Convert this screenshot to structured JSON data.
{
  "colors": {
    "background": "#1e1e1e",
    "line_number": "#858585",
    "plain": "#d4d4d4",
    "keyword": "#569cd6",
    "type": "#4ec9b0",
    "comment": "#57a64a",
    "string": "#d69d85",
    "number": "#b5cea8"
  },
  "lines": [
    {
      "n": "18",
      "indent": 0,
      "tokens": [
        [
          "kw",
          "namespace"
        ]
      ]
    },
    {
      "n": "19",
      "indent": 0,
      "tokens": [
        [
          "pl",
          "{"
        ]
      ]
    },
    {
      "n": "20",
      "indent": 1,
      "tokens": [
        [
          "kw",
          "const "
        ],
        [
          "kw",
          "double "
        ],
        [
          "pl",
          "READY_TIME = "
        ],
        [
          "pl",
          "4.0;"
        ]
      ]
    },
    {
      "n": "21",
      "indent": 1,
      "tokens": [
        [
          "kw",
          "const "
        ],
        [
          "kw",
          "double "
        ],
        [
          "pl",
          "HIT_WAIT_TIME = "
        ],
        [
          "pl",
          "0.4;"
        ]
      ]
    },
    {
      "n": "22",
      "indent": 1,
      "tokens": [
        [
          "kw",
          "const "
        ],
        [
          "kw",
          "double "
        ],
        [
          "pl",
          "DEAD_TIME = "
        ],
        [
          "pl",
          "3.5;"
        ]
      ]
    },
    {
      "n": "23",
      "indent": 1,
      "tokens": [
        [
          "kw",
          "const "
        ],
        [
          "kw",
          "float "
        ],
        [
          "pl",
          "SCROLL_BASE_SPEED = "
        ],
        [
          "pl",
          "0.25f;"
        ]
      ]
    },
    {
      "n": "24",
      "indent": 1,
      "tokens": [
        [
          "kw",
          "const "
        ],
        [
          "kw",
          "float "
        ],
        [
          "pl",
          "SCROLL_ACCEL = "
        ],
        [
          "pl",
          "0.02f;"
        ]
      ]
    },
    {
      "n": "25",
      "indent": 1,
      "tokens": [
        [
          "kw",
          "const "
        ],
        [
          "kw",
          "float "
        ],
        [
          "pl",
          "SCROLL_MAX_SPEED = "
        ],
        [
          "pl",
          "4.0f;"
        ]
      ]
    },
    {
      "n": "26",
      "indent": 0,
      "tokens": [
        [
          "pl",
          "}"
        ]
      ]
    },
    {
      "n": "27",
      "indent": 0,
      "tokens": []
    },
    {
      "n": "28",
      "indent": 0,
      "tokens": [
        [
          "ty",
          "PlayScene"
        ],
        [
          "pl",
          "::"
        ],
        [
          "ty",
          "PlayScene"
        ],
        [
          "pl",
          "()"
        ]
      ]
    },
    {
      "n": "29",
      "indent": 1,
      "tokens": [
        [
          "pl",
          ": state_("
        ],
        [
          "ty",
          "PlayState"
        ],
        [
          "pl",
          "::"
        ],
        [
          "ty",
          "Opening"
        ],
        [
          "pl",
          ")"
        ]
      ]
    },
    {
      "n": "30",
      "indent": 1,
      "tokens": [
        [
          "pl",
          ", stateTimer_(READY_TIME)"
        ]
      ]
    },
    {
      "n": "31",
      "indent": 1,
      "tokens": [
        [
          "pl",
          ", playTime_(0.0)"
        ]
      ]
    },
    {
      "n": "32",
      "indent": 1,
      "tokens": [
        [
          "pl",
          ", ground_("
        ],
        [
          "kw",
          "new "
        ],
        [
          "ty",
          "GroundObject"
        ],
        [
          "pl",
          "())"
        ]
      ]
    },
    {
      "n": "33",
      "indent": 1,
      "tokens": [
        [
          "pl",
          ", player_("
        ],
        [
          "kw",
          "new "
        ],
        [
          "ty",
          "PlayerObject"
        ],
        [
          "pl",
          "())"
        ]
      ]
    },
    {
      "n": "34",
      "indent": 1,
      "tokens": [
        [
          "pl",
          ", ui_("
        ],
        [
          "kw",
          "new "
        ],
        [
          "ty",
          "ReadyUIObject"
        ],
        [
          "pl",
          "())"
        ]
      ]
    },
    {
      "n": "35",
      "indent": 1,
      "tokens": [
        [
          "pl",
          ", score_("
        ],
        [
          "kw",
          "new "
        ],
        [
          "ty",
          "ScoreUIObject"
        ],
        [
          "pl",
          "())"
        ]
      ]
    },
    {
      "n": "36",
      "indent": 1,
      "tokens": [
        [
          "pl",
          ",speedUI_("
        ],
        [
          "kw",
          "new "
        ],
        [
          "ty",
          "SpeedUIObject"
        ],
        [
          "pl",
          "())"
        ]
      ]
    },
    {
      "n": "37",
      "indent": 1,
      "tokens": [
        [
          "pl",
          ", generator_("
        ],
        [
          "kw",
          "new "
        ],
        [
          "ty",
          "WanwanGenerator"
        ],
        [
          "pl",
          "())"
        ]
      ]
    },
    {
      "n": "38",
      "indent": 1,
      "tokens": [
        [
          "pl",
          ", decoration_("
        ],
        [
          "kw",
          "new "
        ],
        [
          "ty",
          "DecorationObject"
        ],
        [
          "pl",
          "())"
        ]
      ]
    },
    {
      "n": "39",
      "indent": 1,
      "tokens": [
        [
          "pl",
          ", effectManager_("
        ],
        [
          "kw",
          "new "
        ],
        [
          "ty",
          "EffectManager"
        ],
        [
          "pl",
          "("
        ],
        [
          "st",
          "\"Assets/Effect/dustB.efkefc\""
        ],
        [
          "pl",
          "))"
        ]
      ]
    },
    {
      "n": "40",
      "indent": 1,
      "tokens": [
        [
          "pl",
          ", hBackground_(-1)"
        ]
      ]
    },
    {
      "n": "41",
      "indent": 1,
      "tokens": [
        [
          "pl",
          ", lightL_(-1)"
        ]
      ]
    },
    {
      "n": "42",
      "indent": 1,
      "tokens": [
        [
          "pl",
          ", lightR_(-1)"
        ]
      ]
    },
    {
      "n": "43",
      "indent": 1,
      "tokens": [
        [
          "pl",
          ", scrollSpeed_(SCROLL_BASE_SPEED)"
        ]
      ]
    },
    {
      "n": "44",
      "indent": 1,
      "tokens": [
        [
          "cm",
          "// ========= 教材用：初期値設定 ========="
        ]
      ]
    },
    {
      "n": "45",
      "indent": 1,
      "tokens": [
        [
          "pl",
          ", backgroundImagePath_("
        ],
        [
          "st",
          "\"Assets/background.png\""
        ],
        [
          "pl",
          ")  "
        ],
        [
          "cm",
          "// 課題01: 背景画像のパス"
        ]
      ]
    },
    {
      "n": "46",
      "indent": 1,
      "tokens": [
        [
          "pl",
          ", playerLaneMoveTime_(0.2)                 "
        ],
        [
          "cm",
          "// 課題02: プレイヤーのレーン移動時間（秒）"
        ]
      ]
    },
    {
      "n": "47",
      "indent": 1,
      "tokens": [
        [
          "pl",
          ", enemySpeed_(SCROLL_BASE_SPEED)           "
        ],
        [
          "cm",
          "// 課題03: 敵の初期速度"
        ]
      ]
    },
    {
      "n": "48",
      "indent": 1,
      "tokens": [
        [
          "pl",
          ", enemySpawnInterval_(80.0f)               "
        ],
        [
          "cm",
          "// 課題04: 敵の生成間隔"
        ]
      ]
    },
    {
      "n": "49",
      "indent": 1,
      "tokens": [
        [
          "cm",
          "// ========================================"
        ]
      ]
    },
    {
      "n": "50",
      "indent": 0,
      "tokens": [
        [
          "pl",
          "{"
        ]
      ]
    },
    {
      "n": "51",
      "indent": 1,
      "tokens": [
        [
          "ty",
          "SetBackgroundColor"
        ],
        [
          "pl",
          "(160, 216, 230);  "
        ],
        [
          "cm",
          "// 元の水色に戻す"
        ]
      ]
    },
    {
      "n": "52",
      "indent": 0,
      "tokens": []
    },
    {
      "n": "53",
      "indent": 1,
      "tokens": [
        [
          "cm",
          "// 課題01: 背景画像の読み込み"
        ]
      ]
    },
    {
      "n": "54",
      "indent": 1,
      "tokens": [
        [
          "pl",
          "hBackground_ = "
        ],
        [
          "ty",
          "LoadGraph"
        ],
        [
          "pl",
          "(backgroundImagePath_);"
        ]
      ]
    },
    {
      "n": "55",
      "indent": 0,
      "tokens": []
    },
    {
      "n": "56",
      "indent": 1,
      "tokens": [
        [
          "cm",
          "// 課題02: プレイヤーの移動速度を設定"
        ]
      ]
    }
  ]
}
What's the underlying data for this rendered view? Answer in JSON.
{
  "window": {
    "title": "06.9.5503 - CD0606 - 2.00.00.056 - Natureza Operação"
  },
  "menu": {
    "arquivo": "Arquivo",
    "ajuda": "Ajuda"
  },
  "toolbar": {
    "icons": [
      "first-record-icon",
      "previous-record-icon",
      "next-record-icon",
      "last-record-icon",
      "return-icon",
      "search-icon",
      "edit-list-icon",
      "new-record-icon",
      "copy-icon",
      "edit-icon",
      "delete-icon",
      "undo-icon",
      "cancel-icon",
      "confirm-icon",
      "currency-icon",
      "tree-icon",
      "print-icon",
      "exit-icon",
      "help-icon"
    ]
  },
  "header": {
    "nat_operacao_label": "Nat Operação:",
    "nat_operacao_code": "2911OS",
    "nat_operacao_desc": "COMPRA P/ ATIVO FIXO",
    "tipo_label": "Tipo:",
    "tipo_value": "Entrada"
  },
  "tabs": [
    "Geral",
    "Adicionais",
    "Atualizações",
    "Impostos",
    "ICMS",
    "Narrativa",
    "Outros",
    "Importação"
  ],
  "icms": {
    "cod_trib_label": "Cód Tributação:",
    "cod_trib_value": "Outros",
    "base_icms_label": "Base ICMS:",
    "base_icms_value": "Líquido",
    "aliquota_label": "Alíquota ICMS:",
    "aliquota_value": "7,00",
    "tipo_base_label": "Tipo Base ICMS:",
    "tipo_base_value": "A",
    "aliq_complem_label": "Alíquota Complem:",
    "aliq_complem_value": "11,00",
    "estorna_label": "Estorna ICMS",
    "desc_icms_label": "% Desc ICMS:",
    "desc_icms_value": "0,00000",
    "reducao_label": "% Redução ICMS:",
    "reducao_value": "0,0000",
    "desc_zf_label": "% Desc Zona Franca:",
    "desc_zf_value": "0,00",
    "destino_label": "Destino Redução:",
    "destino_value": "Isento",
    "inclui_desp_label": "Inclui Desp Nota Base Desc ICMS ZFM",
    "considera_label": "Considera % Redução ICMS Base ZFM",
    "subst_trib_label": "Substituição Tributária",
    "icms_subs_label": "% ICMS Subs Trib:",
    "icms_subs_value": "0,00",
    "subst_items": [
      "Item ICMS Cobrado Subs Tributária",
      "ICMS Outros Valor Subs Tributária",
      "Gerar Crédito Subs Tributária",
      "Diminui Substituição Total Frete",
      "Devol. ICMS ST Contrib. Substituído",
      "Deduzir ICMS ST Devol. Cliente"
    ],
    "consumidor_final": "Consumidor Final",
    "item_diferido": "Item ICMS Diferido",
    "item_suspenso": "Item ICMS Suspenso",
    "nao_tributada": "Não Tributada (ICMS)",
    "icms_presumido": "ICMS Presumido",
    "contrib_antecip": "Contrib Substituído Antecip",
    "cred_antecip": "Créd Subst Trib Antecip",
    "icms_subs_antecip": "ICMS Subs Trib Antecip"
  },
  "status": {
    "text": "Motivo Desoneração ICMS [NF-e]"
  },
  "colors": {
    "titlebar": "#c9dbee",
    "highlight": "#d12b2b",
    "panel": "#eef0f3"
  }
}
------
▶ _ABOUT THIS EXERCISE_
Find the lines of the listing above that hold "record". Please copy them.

▶ _ANSWER SPACE_
      "first-record-icon",
      "previous-record-icon",
      "next-record-icon",
      "last-record-icon",
      "new-record-icon",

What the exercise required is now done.